Every record below, from first to last, should be copied exactly; leave the pictures out.

> [TASK INPUTS]:
*-*-*
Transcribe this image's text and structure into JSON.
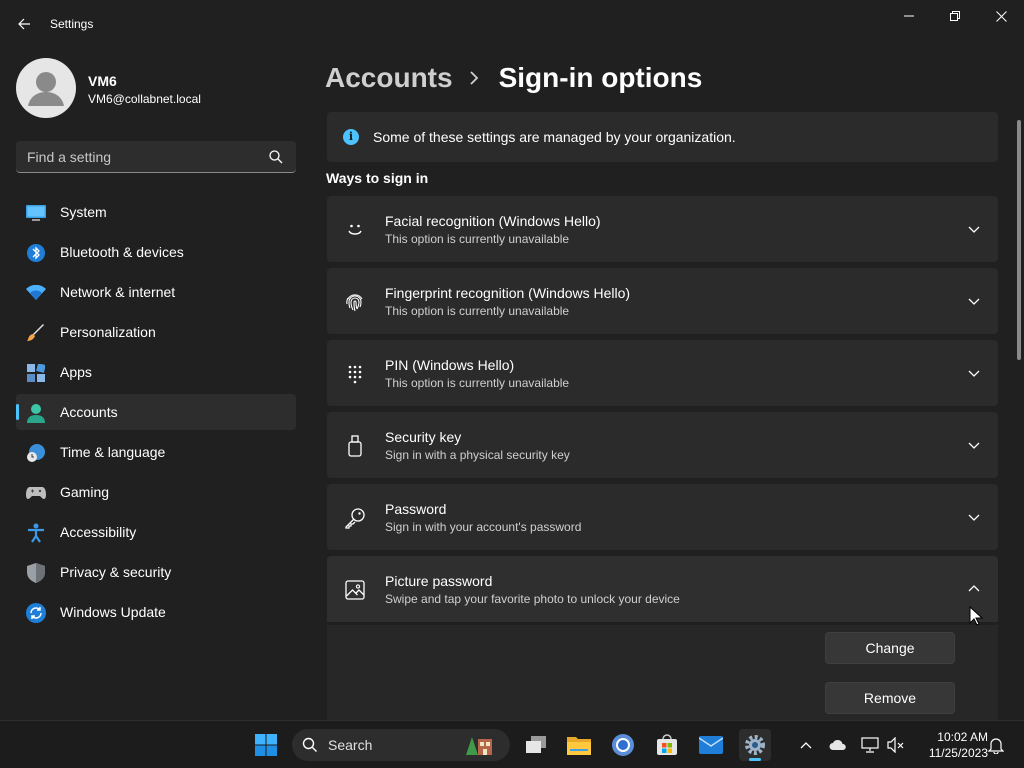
{
  "window": {
    "app_title": "Settings"
  },
  "profile": {
    "name": "VM6",
    "email": "VM6@collabnet.local"
  },
  "search": {
    "placeholder": "Find a setting"
  },
  "sidebar": {
    "items": [
      {
        "label": "System",
        "icon": "system-icon"
      },
      {
        "label": "Bluetooth & devices",
        "icon": "bluetooth-icon"
      },
      {
        "label": "Network & internet",
        "icon": "wifi-icon"
      },
      {
        "label": "Personalization",
        "icon": "brush-icon"
      },
      {
        "label": "Apps",
        "icon": "apps-icon"
      },
      {
        "label": "Accounts",
        "icon": "accounts-icon",
        "active": true
      },
      {
        "label": "Time & language",
        "icon": "clock-globe-icon"
      },
      {
        "label": "Gaming",
        "icon": "gamepad-icon"
      },
      {
        "label": "Accessibility",
        "icon": "accessibility-icon"
      },
      {
        "label": "Privacy & security",
        "icon": "shield-icon"
      },
      {
        "label": "Windows Update",
        "icon": "update-icon"
      }
    ]
  },
  "breadcrumb": {
    "parent": "Accounts",
    "current": "Sign-in options"
  },
  "info": {
    "text": "Some of these settings are managed by your organization."
  },
  "section": {
    "title": "Ways to sign in"
  },
  "cards": [
    {
      "title": "Facial recognition (Windows Hello)",
      "subtitle": "This option is currently unavailable",
      "icon": "face-icon",
      "expanded": false
    },
    {
      "title": "Fingerprint recognition (Windows Hello)",
      "subtitle": "This option is currently unavailable",
      "icon": "fingerprint-icon",
      "expanded": false
    },
    {
      "title": "PIN (Windows Hello)",
      "subtitle": "This option is currently unavailable",
      "icon": "pin-keypad-icon",
      "expanded": false
    },
    {
      "title": "Security key",
      "subtitle": "Sign in with a physical security key",
      "icon": "usb-key-icon",
      "expanded": false
    },
    {
      "title": "Password",
      "subtitle": "Sign in with your account's password",
      "icon": "key-icon",
      "expanded": false
    },
    {
      "title": "Picture password",
      "subtitle": "Swipe and tap your favorite photo to unlock your device",
      "icon": "picture-icon",
      "expanded": true
    }
  ],
  "picture_password_actions": {
    "change_label": "Change",
    "remove_label": "Remove"
  },
  "taskbar": {
    "search_label": "Search",
    "time": "10:02 AM",
    "date": "11/25/2023"
  },
  "colors": {
    "accent": "#4cc2ff",
    "background": "#202020",
    "card": "#2b2b2b"
  }
}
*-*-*
> [RESULT FOR THIS TASK]:
Transcribe this image's text and structure into JSON.
{
  "window": {
    "app_title": "Settings"
  },
  "profile": {
    "name": "VM6",
    "email": "VM6@collabnet.local"
  },
  "search": {
    "placeholder": "Find a setting"
  },
  "sidebar": {
    "items": [
      {
        "label": "System",
        "icon": "system-icon"
      },
      {
        "label": "Bluetooth & devices",
        "icon": "bluetooth-icon"
      },
      {
        "label": "Network & internet",
        "icon": "wifi-icon"
      },
      {
        "label": "Personalization",
        "icon": "brush-icon"
      },
      {
        "label": "Apps",
        "icon": "apps-icon"
      },
      {
        "label": "Accounts",
        "icon": "accounts-icon",
        "active": true
      },
      {
        "label": "Time & language",
        "icon": "clock-globe-icon"
      },
      {
        "label": "Gaming",
        "icon": "gamepad-icon"
      },
      {
        "label": "Accessibility",
        "icon": "accessibility-icon"
      },
      {
        "label": "Privacy & security",
        "icon": "shield-icon"
      },
      {
        "label": "Windows Update",
        "icon": "update-icon"
      }
    ]
  },
  "breadcrumb": {
    "parent": "Accounts",
    "current": "Sign-in options"
  },
  "info": {
    "text": "Some of these settings are managed by your organization."
  },
  "section": {
    "title": "Ways to sign in"
  },
  "cards": [
    {
      "title": "Facial recognition (Windows Hello)",
      "subtitle": "This option is currently unavailable",
      "icon": "face-icon",
      "expanded": false
    },
    {
      "title": "Fingerprint recognition (Windows Hello)",
      "subtitle": "This option is currently unavailable",
      "icon": "fingerprint-icon",
      "expanded": false
    },
    {
      "title": "PIN (Windows Hello)",
      "subtitle": "This option is currently unavailable",
      "icon": "pin-keypad-icon",
      "expanded": false
    },
    {
      "title": "Security key",
      "subtitle": "Sign in with a physical security key",
      "icon": "usb-key-icon",
      "expanded": false
    },
    {
      "title": "Password",
      "subtitle": "Sign in with your account's password",
      "icon": "key-icon",
      "expanded": false
    },
    {
      "title": "Picture password",
      "subtitle": "Swipe and tap your favorite photo to unlock your device",
      "icon": "picture-icon",
      "expanded": true
    }
  ],
  "picture_password_actions": {
    "change_label": "Change",
    "remove_label": "Remove"
  },
  "taskbar": {
    "search_label": "Search",
    "time": "10:02 AM",
    "date": "11/25/2023"
  },
  "colors": {
    "accent": "#4cc2ff",
    "background": "#202020",
    "card": "#2b2b2b"
  }
}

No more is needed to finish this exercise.